By Elisabeth Bernabe International conflict manifests in different forms. When one thinks of war, naturally they think of armed assaults conducted through the deployment of destructive weapons. Additionally, conflict can be unleashed online vis-à-vis harmful cyberattacks and foreign vigilante hackers. However, conflict largely manifests through the chess game of international trade. Countries can sanction rivalrous…

Continue Reading

The New Ukrainian Refugee Crisis

By Paige Clark The world is watching in horror as Ukrainians face a Russian invasion and unfathomable violence. Many people have fled from Ukraine in the past week; most have gone to Poland, Hungary, Moldova, Romania, and Slovakia. [1]  Time will tell if the fighting resolves quickly enough to avoid a permanent refugee crisis. If…

Continue Reading

Ukraine at War: What Can We Do?

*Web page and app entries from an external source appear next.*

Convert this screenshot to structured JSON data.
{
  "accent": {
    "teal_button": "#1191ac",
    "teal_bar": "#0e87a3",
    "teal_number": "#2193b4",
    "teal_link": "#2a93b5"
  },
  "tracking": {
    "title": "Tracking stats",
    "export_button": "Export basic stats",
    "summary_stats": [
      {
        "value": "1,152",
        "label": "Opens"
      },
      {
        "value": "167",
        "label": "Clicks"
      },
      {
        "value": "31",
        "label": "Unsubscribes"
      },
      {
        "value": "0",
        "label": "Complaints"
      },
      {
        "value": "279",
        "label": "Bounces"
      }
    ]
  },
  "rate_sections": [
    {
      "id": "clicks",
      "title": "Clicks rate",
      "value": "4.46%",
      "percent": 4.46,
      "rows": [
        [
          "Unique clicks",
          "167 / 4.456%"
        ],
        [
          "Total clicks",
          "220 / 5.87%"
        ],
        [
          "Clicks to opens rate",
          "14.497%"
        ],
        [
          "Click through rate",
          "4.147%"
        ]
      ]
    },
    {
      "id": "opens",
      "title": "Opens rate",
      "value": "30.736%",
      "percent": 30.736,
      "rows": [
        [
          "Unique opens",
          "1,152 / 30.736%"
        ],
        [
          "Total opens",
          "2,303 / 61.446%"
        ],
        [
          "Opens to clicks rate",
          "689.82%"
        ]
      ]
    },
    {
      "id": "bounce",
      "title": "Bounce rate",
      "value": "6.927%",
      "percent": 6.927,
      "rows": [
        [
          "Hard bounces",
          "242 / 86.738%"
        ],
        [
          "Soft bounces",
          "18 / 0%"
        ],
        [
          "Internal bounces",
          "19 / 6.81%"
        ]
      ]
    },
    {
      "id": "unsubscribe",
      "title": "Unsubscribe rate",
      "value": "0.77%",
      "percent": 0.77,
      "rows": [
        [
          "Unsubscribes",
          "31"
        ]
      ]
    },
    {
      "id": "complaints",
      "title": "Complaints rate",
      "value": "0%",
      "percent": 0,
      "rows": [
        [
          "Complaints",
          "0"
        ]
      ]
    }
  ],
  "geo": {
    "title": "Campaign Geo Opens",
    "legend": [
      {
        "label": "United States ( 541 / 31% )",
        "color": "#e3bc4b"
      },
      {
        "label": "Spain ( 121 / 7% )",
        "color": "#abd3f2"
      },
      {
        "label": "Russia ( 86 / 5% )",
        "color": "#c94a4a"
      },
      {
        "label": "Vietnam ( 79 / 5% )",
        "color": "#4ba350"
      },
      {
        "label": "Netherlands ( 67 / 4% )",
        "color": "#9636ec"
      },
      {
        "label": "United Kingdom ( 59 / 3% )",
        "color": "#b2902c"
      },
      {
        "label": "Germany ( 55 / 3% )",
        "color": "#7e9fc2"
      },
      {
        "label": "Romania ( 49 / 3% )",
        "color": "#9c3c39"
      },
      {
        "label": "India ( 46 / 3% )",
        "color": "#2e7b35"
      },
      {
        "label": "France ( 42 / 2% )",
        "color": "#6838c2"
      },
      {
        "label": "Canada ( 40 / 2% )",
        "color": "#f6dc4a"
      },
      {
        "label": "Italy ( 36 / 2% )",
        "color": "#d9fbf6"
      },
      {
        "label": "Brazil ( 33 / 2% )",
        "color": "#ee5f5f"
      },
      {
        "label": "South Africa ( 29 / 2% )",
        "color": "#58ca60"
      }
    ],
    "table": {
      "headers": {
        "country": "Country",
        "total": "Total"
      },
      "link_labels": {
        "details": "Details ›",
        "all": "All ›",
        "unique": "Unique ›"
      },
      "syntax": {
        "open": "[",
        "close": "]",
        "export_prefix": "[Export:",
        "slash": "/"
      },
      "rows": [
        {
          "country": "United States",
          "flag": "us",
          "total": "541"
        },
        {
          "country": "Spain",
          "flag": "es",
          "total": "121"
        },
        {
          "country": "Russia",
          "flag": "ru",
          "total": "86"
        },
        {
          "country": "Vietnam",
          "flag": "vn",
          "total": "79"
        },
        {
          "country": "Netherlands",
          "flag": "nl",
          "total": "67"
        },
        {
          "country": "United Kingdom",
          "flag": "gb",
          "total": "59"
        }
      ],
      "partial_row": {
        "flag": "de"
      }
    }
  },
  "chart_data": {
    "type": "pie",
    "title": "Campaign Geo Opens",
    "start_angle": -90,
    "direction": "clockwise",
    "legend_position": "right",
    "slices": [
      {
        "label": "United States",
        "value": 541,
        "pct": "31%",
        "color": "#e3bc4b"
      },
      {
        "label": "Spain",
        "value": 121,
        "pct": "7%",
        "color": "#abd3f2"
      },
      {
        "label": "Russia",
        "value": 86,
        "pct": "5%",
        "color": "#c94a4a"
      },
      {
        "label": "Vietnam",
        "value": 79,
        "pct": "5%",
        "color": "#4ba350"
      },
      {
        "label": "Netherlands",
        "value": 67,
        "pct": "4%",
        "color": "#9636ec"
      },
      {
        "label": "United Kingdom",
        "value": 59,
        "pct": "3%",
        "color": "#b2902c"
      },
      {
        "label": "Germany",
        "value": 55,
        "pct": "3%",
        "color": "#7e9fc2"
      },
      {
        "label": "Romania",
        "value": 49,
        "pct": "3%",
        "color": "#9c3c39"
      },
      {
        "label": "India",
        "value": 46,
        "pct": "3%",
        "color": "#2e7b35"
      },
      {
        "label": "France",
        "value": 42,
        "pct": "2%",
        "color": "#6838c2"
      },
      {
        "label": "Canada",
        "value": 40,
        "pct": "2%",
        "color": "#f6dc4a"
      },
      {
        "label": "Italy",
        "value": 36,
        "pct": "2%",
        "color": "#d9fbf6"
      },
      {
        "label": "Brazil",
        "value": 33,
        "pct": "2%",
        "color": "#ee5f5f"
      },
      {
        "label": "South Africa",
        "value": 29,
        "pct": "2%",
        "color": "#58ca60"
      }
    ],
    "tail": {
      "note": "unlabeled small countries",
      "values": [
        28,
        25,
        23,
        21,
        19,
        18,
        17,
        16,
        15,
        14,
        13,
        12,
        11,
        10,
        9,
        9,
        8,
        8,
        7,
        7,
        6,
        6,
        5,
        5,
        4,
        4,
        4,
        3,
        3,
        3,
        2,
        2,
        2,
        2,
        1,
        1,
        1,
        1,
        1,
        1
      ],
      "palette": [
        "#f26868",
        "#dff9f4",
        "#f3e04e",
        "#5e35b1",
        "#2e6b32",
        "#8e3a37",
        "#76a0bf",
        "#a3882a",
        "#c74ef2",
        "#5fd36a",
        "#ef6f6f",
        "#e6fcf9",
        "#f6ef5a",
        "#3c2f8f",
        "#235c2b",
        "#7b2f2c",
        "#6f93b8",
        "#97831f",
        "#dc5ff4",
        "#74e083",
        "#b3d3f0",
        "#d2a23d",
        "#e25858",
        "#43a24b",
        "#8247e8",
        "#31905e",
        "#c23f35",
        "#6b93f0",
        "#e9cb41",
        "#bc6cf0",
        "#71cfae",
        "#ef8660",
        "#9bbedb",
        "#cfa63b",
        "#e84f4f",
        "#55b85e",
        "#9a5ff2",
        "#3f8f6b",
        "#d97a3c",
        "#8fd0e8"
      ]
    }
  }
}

These are terrifying times for the people of Ukraine and horrifying for the rest of the world, witnessing a superpower invade its European neighbor for the first time since World War Two. On February 24, 2022, Vladimir Putin ordered a full-scale invasion of Ukraine, claiming there was a constant threat to Russia and announcing his…

Continue Reading

We Did, Actually, Start the Fire – Now We Have to Try to Put it Out: Litigation as a Strategy to Fight Climate Change

By Maria Saracino-Lowe The world as we know it is, basically, ending. And it’s our fault. Anthropogenic climate change is triggering weather extremes throughout the world, with increasingly frequent “hot extremes, marine heatwaves, heavy precipitation, and, in some regions, agricultural and ecological droughts.”[1] Many of these changes cannot be reversed in our lifetime.[2] While there…

Continue Reading

The Reasons of the Emerge of Personal Bankruptcy Regulation in China

By Olivia Dai Among the world’s top ten economies (2018), only China mainland, Brazil, and China’s Macao region used to not have personal bankruptcy systems.[1] But Shenzhen, a Special Economic Zone of China mainland first provides legal rescue for honest but unfortunate individual bankrupts by enacting the Personal Bankruptcy Regulation of Shenzhen Special Economic Zone…

Continue Reading